Assuming you still have a functioning e-reader at this moment, we shall arrive at ugly, or the funny, or the downright – are you kidding me? Late Friday afternoon a series of major thunderstorms ravaged the Washington DC area, and NIH was not unaffected. The Children’s Inn which sits on this approximately mile square facility has been Evan’s home away from home for 7 of the last 10 weeks. During this time the Inn has been undergoing a series of improvements and upgrades including the installation of new carpet and Google TV in each of the resident’s rooms. Additionally, the exterior playground is being prepared for a major upgrade this summer.
The playground design team, KABOOM!, only does one playground a year because of the scope and intensity of the design requirements for each project they undertake.

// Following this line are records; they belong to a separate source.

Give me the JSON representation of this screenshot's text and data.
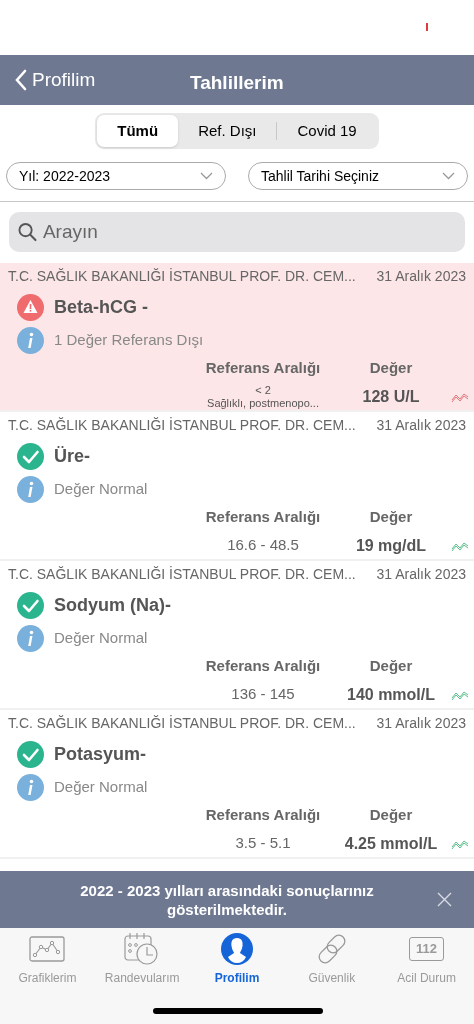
{
  "nav": {
    "back_label": "Profilim",
    "title": "Tahlillerim"
  },
  "segments": [
    {
      "label": "Tümü",
      "selected": true
    },
    {
      "label": "Ref. Dışı",
      "selected": false
    },
    {
      "label": "Covid 19",
      "selected": false
    }
  ],
  "filters": [
    {
      "value": "Yıl: 2022-2023"
    },
    {
      "value": "Tahlil Tarihi Seçiniz"
    }
  ],
  "search": {
    "placeholder": "Arayın"
  },
  "results": [
    {
      "institution": "T.C. SAĞLIK BAKANLIĞI İSTANBUL PROF. DR. CEM...",
      "date": "31 Aralık 2023",
      "test": "Beta-hCG -",
      "kind": "alert",
      "note": "1 Değer Referans Dışı",
      "ref_header": "Referans Aralığı",
      "value_header": "Değer",
      "reference": "< 2",
      "reference_note": "Sağlıklı, postmenopo...",
      "value": "128 U/L"
    },
    {
      "institution": "T.C. SAĞLIK BAKANLIĞI İSTANBUL PROF. DR. CEM...",
      "date": "31 Aralık 2023",
      "test": "Üre-",
      "kind": "normal",
      "note": "Değer Normal",
      "ref_header": "Referans Aralığı",
      "value_header": "Değer",
      "reference": "16.6 - 48.5",
      "value": "19 mg/dL"
    },
    {
      "institution": "T.C. SAĞLIK BAKANLIĞI İSTANBUL PROF. DR. CEM...",
      "date": "31 Aralık 2023",
      "test": "Sodyum (Na)-",
      "kind": "normal",
      "note": "Değer Normal",
      "ref_header": "Referans Aralığı",
      "value_header": "Değer",
      "reference": "136 - 145",
      "value": "140 mmol/L"
    },
    {
      "institution": "T.C. SAĞLIK BAKANLIĞI İSTANBUL PROF. DR. CEM...",
      "date": "31 Aralık 2023",
      "test": "Potasyum-",
      "kind": "normal",
      "note": "Değer Normal",
      "ref_header": "Referans Aralığı",
      "value_header": "Değer",
      "reference": "3.5 - 5.1",
      "value": "4.25 mmol/L"
    }
  ],
  "banner": {
    "message": "2022 - 2023 yılları arasındaki sonuçlarınız gösterilmektedir."
  },
  "tabbar": [
    {
      "kind": "chart",
      "label": "Grafiklerim",
      "selected": false
    },
    {
      "kind": "calendar",
      "label": "Randevularım",
      "selected": false
    },
    {
      "kind": "profile",
      "label": "Profilim",
      "selected": true
    },
    {
      "kind": "link",
      "label": "Güvenlik",
      "selected": false
    },
    {
      "kind": "emergency",
      "label": "Acil Durum",
      "selected": false,
      "badge": "112"
    }
  ]
}
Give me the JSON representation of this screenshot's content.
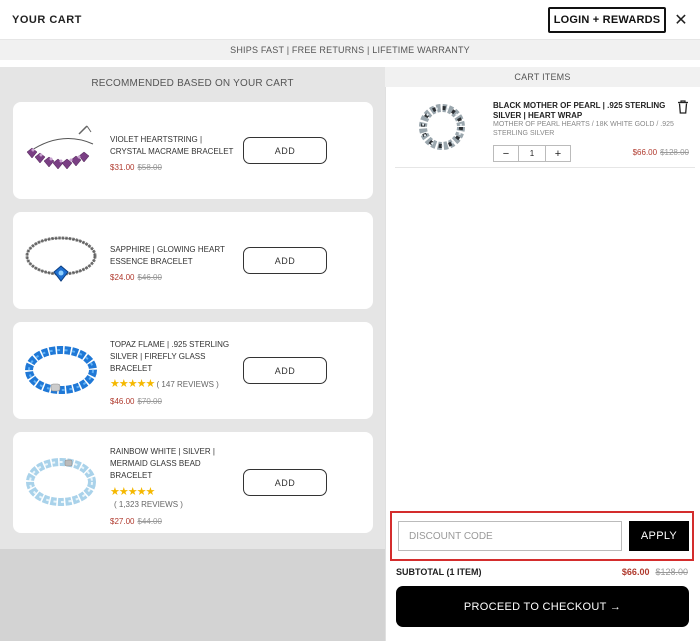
{
  "header": {
    "title": "YOUR CART",
    "login_label": "LOGIN + REWARDS",
    "close_label": "✕"
  },
  "banner": {
    "text": "SHIPS FAST | FREE RETURNS | LIFETIME WARRANTY"
  },
  "recommended": {
    "title": "RECOMMENDED BASED ON YOUR CART",
    "add_label": "ADD",
    "items": [
      {
        "name": "VIOLET HEARTSTRING | CRYSTAL MACRAME BRACELET",
        "price": "$31.00",
        "original_price": "$58.00"
      },
      {
        "name": "SAPPHIRE | GLOWING HEART ESSENCE BRACELET",
        "price": "$24.00",
        "original_price": "$46.00"
      },
      {
        "name": "TOPAZ FLAME | .925 STERLING SILVER | FIREFLY GLASS BRACELET",
        "stars": "★★★★★",
        "reviews": "( 147 REVIEWS )",
        "price": "$46.00",
        "original_price": "$70.00"
      },
      {
        "name": "RAINBOW WHITE | SILVER | MERMAID GLASS BEAD BRACELET",
        "stars": "★★★★★",
        "reviews": "( 1,323 REVIEWS )",
        "price": "$27.00",
        "original_price": "$44.00"
      }
    ]
  },
  "cart": {
    "header": "CART ITEMS",
    "items": [
      {
        "name": "BLACK MOTHER OF PEARL | .925 STERLING SILVER | HEART WRAP",
        "variant": "MOTHER OF PEARL HEARTS / 18K WHITE GOLD / .925 STERLING SILVER",
        "quantity": "1",
        "price": "$66.00",
        "original_price": "$128.00"
      }
    ],
    "qty_minus": "−",
    "qty_plus": "+"
  },
  "discount": {
    "placeholder": "DISCOUNT CODE",
    "apply_label": "APPLY"
  },
  "summary": {
    "subtotal_label": "SUBTOTAL (1 ITEM)",
    "subtotal": "$66.00",
    "subtotal_original": "$128.00"
  },
  "checkout": {
    "label": "PROCEED TO CHECKOUT →"
  },
  "colors": {
    "sale_price": "#b03a2e",
    "star": "#f5b800",
    "highlight_border": "#d42d2d"
  }
}
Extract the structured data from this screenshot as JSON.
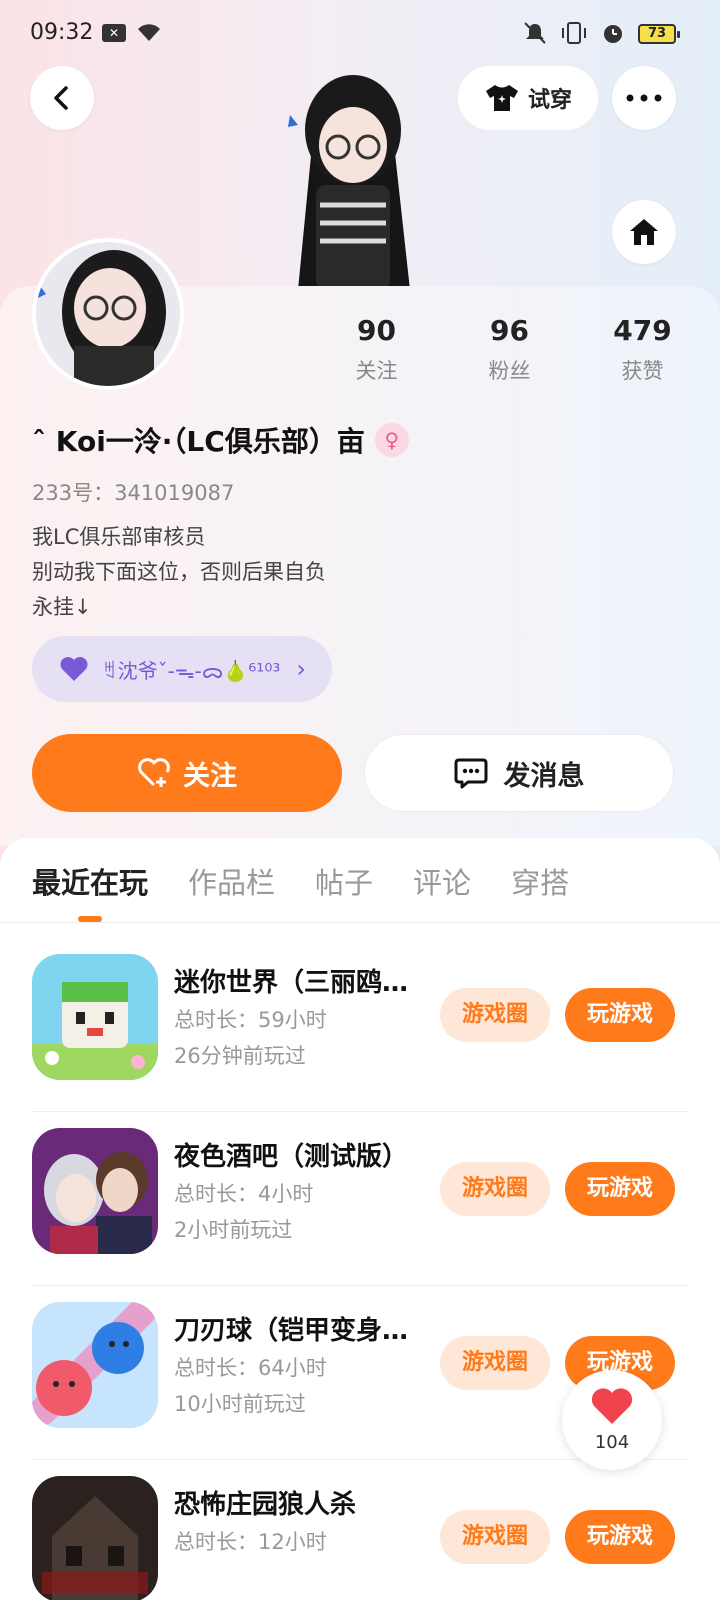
{
  "status_bar": {
    "time": "09:32",
    "battery": "73"
  },
  "header": {
    "try_on_label": "试穿"
  },
  "profile": {
    "stats": [
      {
        "value": "90",
        "label": "关注"
      },
      {
        "value": "96",
        "label": "粉丝"
      },
      {
        "value": "479",
        "label": "获赞"
      }
    ],
    "username": "ˆ Koi一泠·（LC俱乐部）亩",
    "id_line": "233号：341019087",
    "bio": [
      "我LC俱乐部审核员",
      "别动我下面这位，否则后果自负",
      "永挂↓"
    ],
    "badge_text": "ꒄ沈爷ˇ-ᯓ-ᯅ🍐⁶¹⁰³"
  },
  "actions": {
    "follow_label": "关注",
    "message_label": "发消息"
  },
  "tabs": [
    "最近在玩",
    "作品栏",
    "帖子",
    "评论",
    "穿搭"
  ],
  "games": [
    {
      "title": "迷你世界（三丽鸥…",
      "duration": "总时长：59小时",
      "last_played": "26分钟前玩过",
      "circle_label": "游戏圈",
      "play_label": "玩游戏"
    },
    {
      "title": "夜色酒吧（测试版）",
      "duration": "总时长：4小时",
      "last_played": "2小时前玩过",
      "circle_label": "游戏圈",
      "play_label": "玩游戏"
    },
    {
      "title": "刀刃球（铠甲变身…",
      "duration": "总时长：64小时",
      "last_played": "10小时前玩过",
      "circle_label": "游戏圈",
      "play_label": "玩游戏"
    },
    {
      "title": "恐怖庄园狼人杀",
      "duration": "总时长：12小时",
      "last_played": "",
      "circle_label": "游戏圈",
      "play_label": "玩游戏"
    }
  ],
  "like_float": {
    "count": "104"
  },
  "colors": {
    "accent": "#ff7a1a",
    "accent_light": "#ffe7d8",
    "badge_purple": "#7a5ad6"
  }
}
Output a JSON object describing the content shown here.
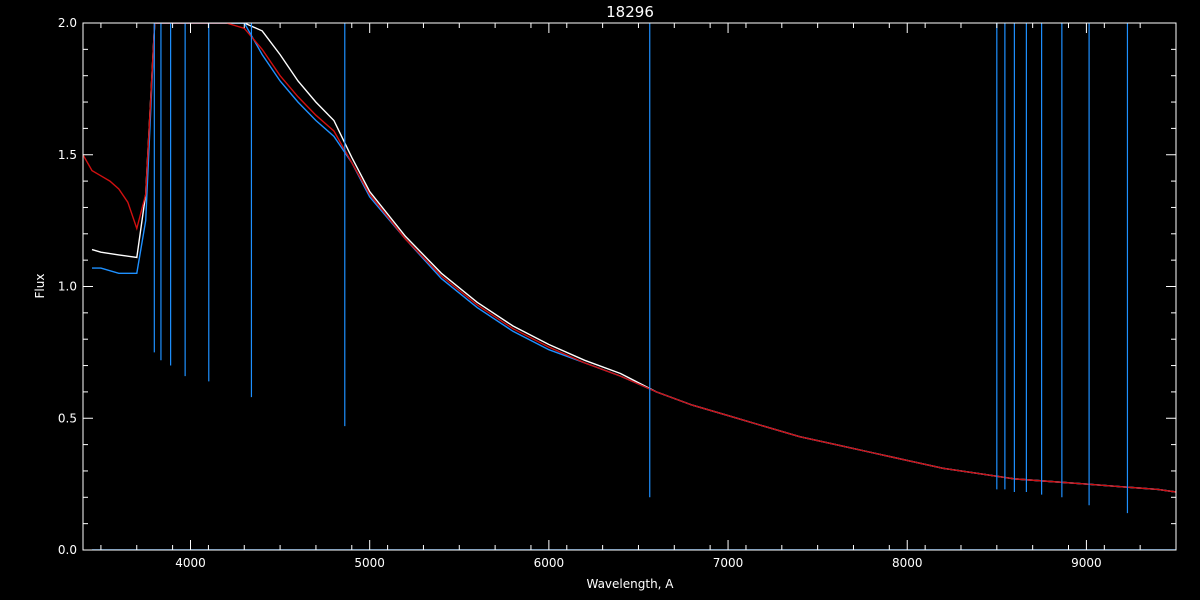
{
  "chart_data": {
    "type": "line",
    "title": "18296",
    "xlabel": "Wavelength, A",
    "ylabel": "Flux",
    "xlim": [
      3400,
      9500
    ],
    "ylim": [
      0.0,
      2.0
    ],
    "x_ticks": [
      4000,
      5000,
      6000,
      7000,
      8000,
      9000
    ],
    "x_tick_labels": [
      "4000",
      "5000",
      "6000",
      "7000",
      "8000",
      "9000"
    ],
    "y_ticks": [
      0.0,
      0.5,
      1.0,
      1.5,
      2.0
    ],
    "y_tick_labels": [
      "0.0",
      "0.5",
      "1.0",
      "1.5",
      "2.0"
    ],
    "grid": false,
    "legend": "none",
    "colors": {
      "background": "#000000",
      "axes": "#ffffff",
      "observed_upper": "#ffffff",
      "observed": "#1e90ff",
      "model": "#d01010"
    },
    "series": [
      {
        "color": "#ffffff",
        "x": [
          3450,
          3500,
          3600,
          3700,
          3750,
          3800,
          3900,
          4000,
          4100,
          4200,
          4300,
          4400,
          4500,
          4600,
          4700,
          4800,
          4900,
          5000,
          5200,
          5400,
          5600,
          5800,
          6000,
          6200,
          6400,
          6600,
          6800,
          7000,
          7200,
          7400,
          7600,
          7800,
          8000,
          8200,
          8400,
          8600,
          8800,
          9000,
          9200,
          9400,
          9500
        ],
        "y": [
          1.14,
          1.13,
          1.12,
          1.11,
          1.35,
          2.0,
          2.0,
          2.0,
          2.0,
          2.0,
          2.0,
          1.97,
          1.88,
          1.78,
          1.7,
          1.63,
          1.49,
          1.36,
          1.19,
          1.05,
          0.94,
          0.85,
          0.78,
          0.72,
          0.67,
          0.6,
          0.55,
          0.51,
          0.47,
          0.43,
          0.4,
          0.37,
          0.34,
          0.31,
          0.29,
          0.27,
          0.26,
          0.25,
          0.24,
          0.23,
          0.22
        ]
      },
      {
        "color": "#1e90ff",
        "x": [
          3450,
          3500,
          3600,
          3700,
          3750,
          3800,
          3900,
          4000,
          4100,
          4200,
          4300,
          4400,
          4500,
          4600,
          4700,
          4800,
          4900,
          5000,
          5200,
          5400,
          5600,
          5800,
          6000,
          6200,
          6400,
          6600,
          6800,
          7000,
          7200,
          7400,
          7600,
          7800,
          8000,
          8200,
          8400,
          8600,
          8800,
          9000,
          9200,
          9400,
          9500
        ],
        "y": [
          1.07,
          1.07,
          1.05,
          1.05,
          1.25,
          2.0,
          2.0,
          2.0,
          2.0,
          2.0,
          2.0,
          1.88,
          1.78,
          1.7,
          1.63,
          1.57,
          1.47,
          1.34,
          1.18,
          1.03,
          0.92,
          0.83,
          0.76,
          0.71,
          0.66,
          0.6,
          0.55,
          0.51,
          0.47,
          0.43,
          0.4,
          0.37,
          0.34,
          0.31,
          0.29,
          0.27,
          0.26,
          0.25,
          0.24,
          0.23,
          0.22
        ]
      },
      {
        "color": "#d01010",
        "x": [
          3400,
          3450,
          3500,
          3550,
          3600,
          3650,
          3700,
          3750,
          3800,
          3900,
          4000,
          4100,
          4200,
          4300,
          4400,
          4500,
          4600,
          4700,
          4800,
          4900,
          5000,
          5200,
          5400,
          5600,
          5800,
          6000,
          6200,
          6400,
          6600,
          6800,
          7000,
          7200,
          7400,
          7600,
          7800,
          8000,
          8200,
          8400,
          8600,
          8800,
          9000,
          9200,
          9400,
          9500
        ],
        "y": [
          1.5,
          1.44,
          1.42,
          1.4,
          1.37,
          1.32,
          1.22,
          1.35,
          2.0,
          2.0,
          2.0,
          2.0,
          2.0,
          1.98,
          1.9,
          1.8,
          1.72,
          1.65,
          1.59,
          1.47,
          1.35,
          1.18,
          1.04,
          0.93,
          0.84,
          0.77,
          0.71,
          0.66,
          0.6,
          0.55,
          0.51,
          0.47,
          0.43,
          0.4,
          0.37,
          0.34,
          0.31,
          0.29,
          0.27,
          0.26,
          0.25,
          0.24,
          0.23,
          0.22
        ]
      },
      {
        "color": "#1e90ff",
        "x": [
          3450,
          4000,
          5000,
          6000,
          7000,
          8000,
          9000,
          9500
        ],
        "y": [
          0.0,
          0.0,
          0.0,
          0.0,
          0.0,
          0.0,
          0.0,
          0.0
        ]
      }
    ],
    "absorption_lines": [
      {
        "x": 3798,
        "y_min": 0.75
      },
      {
        "x": 3835,
        "y_min": 0.72
      },
      {
        "x": 3889,
        "y_min": 0.7
      },
      {
        "x": 3970,
        "y_min": 0.66
      },
      {
        "x": 4102,
        "y_min": 0.64
      },
      {
        "x": 4340,
        "y_min": 0.58
      },
      {
        "x": 4861,
        "y_min": 0.47
      },
      {
        "x": 6563,
        "y_min": 0.2
      },
      {
        "x": 8500,
        "y_min": 0.23
      },
      {
        "x": 8545,
        "y_min": 0.23
      },
      {
        "x": 8598,
        "y_min": 0.22
      },
      {
        "x": 8665,
        "y_min": 0.22
      },
      {
        "x": 8750,
        "y_min": 0.21
      },
      {
        "x": 8863,
        "y_min": 0.2
      },
      {
        "x": 9015,
        "y_min": 0.17
      },
      {
        "x": 9229,
        "y_min": 0.14
      }
    ]
  }
}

At The Children’s Inn the design process had to accommodate infants to adults in a manner that anyone regardless of circumstance might find some measure of play, peace and life enjoyment when they are in the playground. This is no small order for the healthiest of populations. On Wednesday night the design team came to dinner and in an interactive presentation revealed what was going to happen on the back hill behind the Inn. There were balloons and bandanas, markers, paper and ideas were shared. Many of the kids wanted to have some form of water features in the playground, but due to design/health limitations none were going to be added, until . . .
In an effort to avoid flooding from the hill behind the Inn, the playground was being updated to among other things include a large storm drain for runoff that had plagued the Inn in the past. As terrain modifying construction had already begun, the storm drain in place, there was a desire to reduce the silt going into the drain, so it was covered with a fine mesh, while the rest of the hill was covered with plastic to also reduce the runoff. This had the effect of creating a pool outside the back windows of the main room of the Inn. As the rains came down, and it did come down in torrents, the rainwater runoff created a 4 ft pool of rain water.
The NIH Fire Department came and pumped out the pool, the maintenance man went knee deep into the remaining water and uncovered the storm drain, which when not covered, worked quite well. And the residents of the Inn had quite the family night watching an emergency unfold before their eyes as they gazed on from the balcony overlooking the great room flood and stream of 2012 at The Children’s Inn.
What does all this mean? It means that so long as you can see life as it is lived, you can celebrate today. There is an adage that many goalkeepers and weekend warriors ascribe to, “The pain lets you know that you are alive” but if all you have ever known or all you have come to know is pain, you never get to know you are alive until you smile until your heart is warm or laugh until tears run down your face. Yesterday we lived, so today we are cancer survivors. How about you?